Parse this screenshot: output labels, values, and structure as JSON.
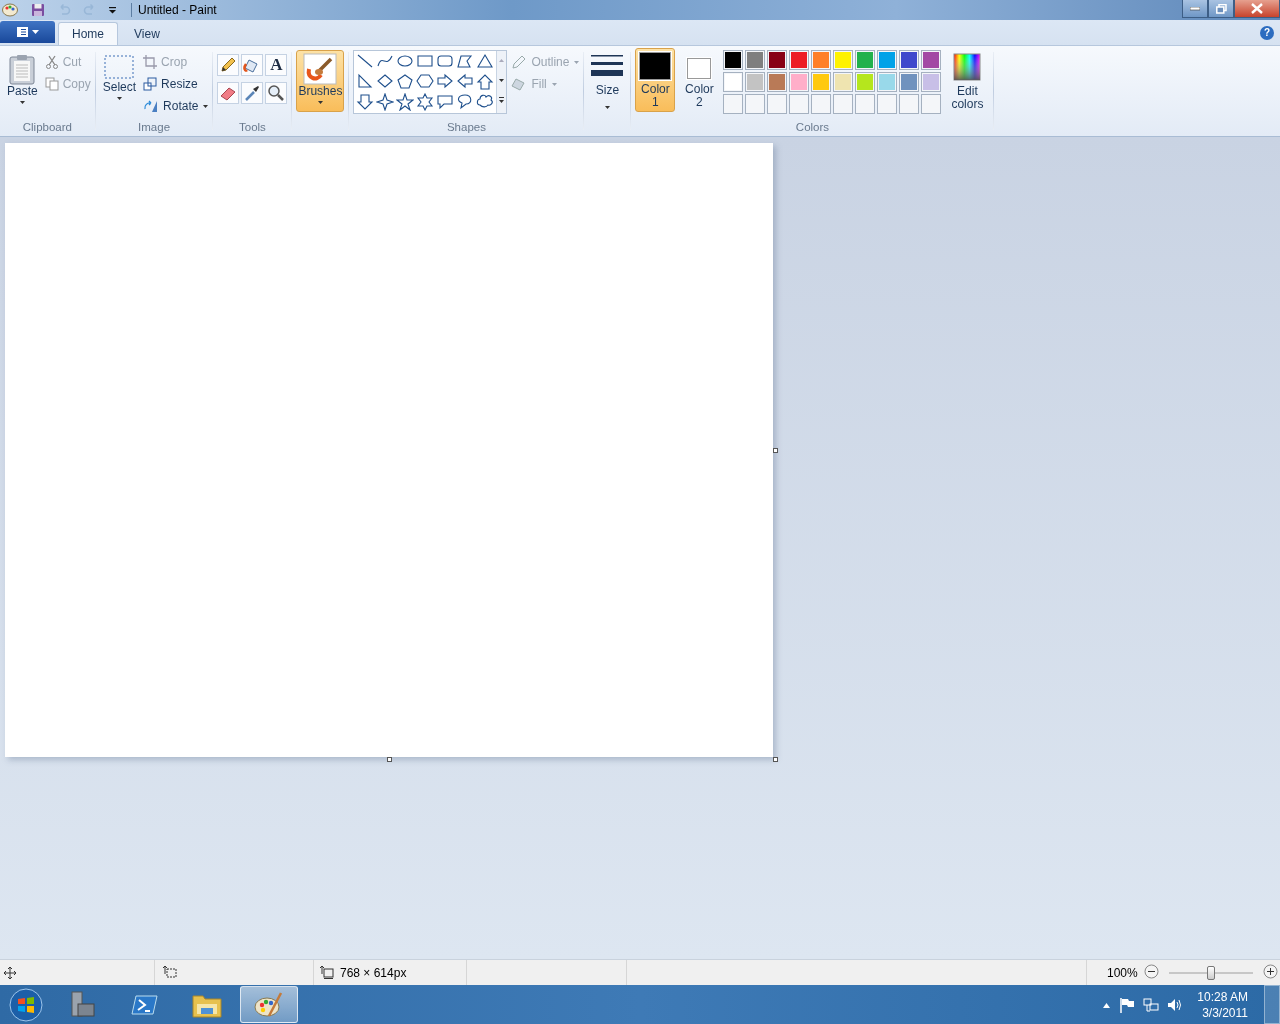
{
  "window": {
    "title": "Untitled - Paint",
    "quick_access": [
      {
        "kind": "save",
        "disabled": false
      },
      {
        "kind": "undo",
        "disabled": true
      },
      {
        "kind": "redo",
        "disabled": true
      }
    ]
  },
  "tabs": [
    {
      "label": "Home",
      "selected": true
    },
    {
      "label": "View",
      "selected": false
    }
  ],
  "help_button": "?",
  "clipboard": {
    "label": "Clipboard",
    "paste": "Paste",
    "items": [
      {
        "kind": "cut",
        "label": "Cut",
        "disabled": true
      },
      {
        "kind": "copy",
        "label": "Copy",
        "disabled": true
      }
    ]
  },
  "image": {
    "label": "Image",
    "select": "Select",
    "items": [
      {
        "kind": "crop",
        "label": "Crop",
        "disabled": true
      },
      {
        "kind": "resize",
        "label": "Resize",
        "disabled": false
      },
      {
        "kind": "rotate",
        "label": "Rotate",
        "disabled": false
      }
    ]
  },
  "tools": {
    "label": "Tools",
    "text_glyph": "A"
  },
  "brushes": {
    "label": "Brushes",
    "selected": true
  },
  "shapes": {
    "label": "Shapes",
    "outline": {
      "label": "Outline",
      "disabled": true
    },
    "fill": {
      "label": "Fill",
      "disabled": true
    }
  },
  "size": {
    "label": "Size"
  },
  "colors": {
    "label": "Colors",
    "color_1": {
      "label": "Color",
      "number": "1",
      "selected": true,
      "color": "#000000"
    },
    "color_2": {
      "label": "Color",
      "number": "2",
      "selected": false,
      "color": "#ffffff"
    },
    "palette": [
      {
        "color": "#000000"
      },
      {
        "color": "#7f7f7f"
      },
      {
        "color": "#880015"
      },
      {
        "color": "#ed1c24"
      },
      {
        "color": "#ff7f27"
      },
      {
        "color": "#fff200"
      },
      {
        "color": "#22b14c"
      },
      {
        "color": "#00a2e8"
      },
      {
        "color": "#3f48cc"
      },
      {
        "color": "#a349a4"
      },
      {
        "color": "#ffffff"
      },
      {
        "color": "#c3c3c3"
      },
      {
        "color": "#b97a57"
      },
      {
        "color": "#ffaec9"
      },
      {
        "color": "#ffc90e"
      },
      {
        "color": "#efe4b0"
      },
      {
        "color": "#b5e61d"
      },
      {
        "color": "#99d9ea"
      },
      {
        "color": "#7092be"
      },
      {
        "color": "#c8bfe7"
      }
    ],
    "edit_colors": "Edit colors"
  },
  "status_bar": {
    "image_size": "768 × 614px",
    "zoom": "100%",
    "zoom_level": {
      "level": 0.5
    }
  },
  "taskbar": {
    "apps": [
      {
        "kind": "server",
        "selected": false
      },
      {
        "kind": "powershell",
        "selected": false
      },
      {
        "kind": "explorer",
        "selected": false
      },
      {
        "kind": "paint",
        "selected": true
      }
    ],
    "time": "10:28 AM",
    "date": "3/3/2011"
  }
}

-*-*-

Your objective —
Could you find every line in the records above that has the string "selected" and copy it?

Output below —
      "selected": true
      "selected": false
    "selected": true
      "selected": true,
      "selected": false,
        "selected": false
        "selected": false
        "selected": false
        "selected": true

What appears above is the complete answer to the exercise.